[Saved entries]
────

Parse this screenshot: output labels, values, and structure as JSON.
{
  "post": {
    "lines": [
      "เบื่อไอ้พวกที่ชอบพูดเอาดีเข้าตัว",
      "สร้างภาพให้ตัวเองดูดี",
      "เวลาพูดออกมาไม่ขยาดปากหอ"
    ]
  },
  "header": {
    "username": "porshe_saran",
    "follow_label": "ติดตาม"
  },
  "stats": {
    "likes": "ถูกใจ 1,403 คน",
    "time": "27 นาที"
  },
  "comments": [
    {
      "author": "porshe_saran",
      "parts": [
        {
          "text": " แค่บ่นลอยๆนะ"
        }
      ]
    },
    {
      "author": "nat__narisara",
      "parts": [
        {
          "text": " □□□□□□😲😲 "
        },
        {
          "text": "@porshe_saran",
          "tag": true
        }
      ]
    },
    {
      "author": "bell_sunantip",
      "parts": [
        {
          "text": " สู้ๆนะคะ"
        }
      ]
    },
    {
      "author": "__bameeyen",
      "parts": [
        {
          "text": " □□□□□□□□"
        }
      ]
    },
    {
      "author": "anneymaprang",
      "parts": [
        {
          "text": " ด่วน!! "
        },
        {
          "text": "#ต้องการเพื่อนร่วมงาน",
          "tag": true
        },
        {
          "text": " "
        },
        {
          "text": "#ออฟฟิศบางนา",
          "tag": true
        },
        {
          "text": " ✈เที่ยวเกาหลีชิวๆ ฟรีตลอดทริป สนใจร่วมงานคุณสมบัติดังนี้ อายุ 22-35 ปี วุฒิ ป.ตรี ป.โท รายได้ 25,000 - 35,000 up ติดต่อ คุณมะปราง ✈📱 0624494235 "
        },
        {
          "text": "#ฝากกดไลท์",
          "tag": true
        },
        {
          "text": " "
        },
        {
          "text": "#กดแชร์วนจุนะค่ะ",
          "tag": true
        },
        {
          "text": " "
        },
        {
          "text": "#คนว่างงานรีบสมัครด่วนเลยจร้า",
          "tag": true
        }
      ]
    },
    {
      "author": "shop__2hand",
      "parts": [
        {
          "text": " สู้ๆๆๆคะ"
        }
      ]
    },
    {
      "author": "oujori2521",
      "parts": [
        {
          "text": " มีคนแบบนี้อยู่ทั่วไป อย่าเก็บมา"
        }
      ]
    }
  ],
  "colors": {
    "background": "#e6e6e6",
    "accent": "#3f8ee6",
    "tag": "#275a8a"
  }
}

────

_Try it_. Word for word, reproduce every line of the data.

_Exercise output_.
Parse this screenshot: output labels, values, and structure as JSON.
{
  "post": {
    "lines": [
      "เบื่อไอ้พวกที่ชอบพูดเอาดีเข้าตัว",
      "สร้างภาพให้ตัวเองดูดี",
      "เวลาพูดออกมาไม่ขยาดปากหอ"
    ]
  },
  "header": {
    "username": "porshe_saran",
    "follow_label": "ติดตาม"
  },
  "stats": {
    "likes": "ถูกใจ 1,403 คน",
    "time": "27 นาที"
  },
  "comments": [
    {
      "author": "porshe_saran",
      "parts": [
        {
          "text": " แค่บ่นลอยๆนะ"
        }
      ]
    },
    {
      "author": "nat__narisara",
      "parts": [
        {
          "text": " □□□□□□😲😲 "
        },
        {
          "text": "@porshe_saran",
          "tag": true
        }
      ]
    },
    {
      "author": "bell_sunantip",
      "parts": [
        {
          "text": " สู้ๆนะคะ"
        }
      ]
    },
    {
      "author": "__bameeyen",
      "parts": [
        {
          "text": " □□□□□□□□"
        }
      ]
    },
    {
      "author": "anneymaprang",
      "parts": [
        {
          "text": " ด่วน!! "
        },
        {
          "text": "#ต้องการเพื่อนร่วมงาน",
          "tag": true
        },
        {
          "text": " "
        },
        {
          "text": "#ออฟฟิศบางนา",
          "tag": true
        },
        {
          "text": " ✈เที่ยวเกาหลีชิวๆ ฟรีตลอดทริป สนใจร่วมงานคุณสมบัติดังนี้ อายุ 22-35 ปี วุฒิ ป.ตรี ป.โท รายได้ 25,000 - 35,000 up ติดต่อ คุณมะปราง ✈📱 0624494235 "
        },
        {
          "text": "#ฝากกดไลท์",
          "tag": true
        },
        {
          "text": " "
        },
        {
          "text": "#กดแชร์วนจุนะค่ะ",
          "tag": true
        },
        {
          "text": " "
        },
        {
          "text": "#คนว่างงานรีบสมัครด่วนเลยจร้า",
          "tag": true
        }
      ]
    },
    {
      "author": "shop__2hand",
      "parts": [
        {
          "text": " สู้ๆๆๆคะ"
        }
      ]
    },
    {
      "author": "oujori2521",
      "parts": [
        {
          "text": " มีคนแบบนี้อยู่ทั่วไป อย่าเก็บมา"
        }
      ]
    }
  ],
  "colors": {
    "background": "#e6e6e6",
    "accent": "#3f8ee6",
    "tag": "#275a8a"
  }
}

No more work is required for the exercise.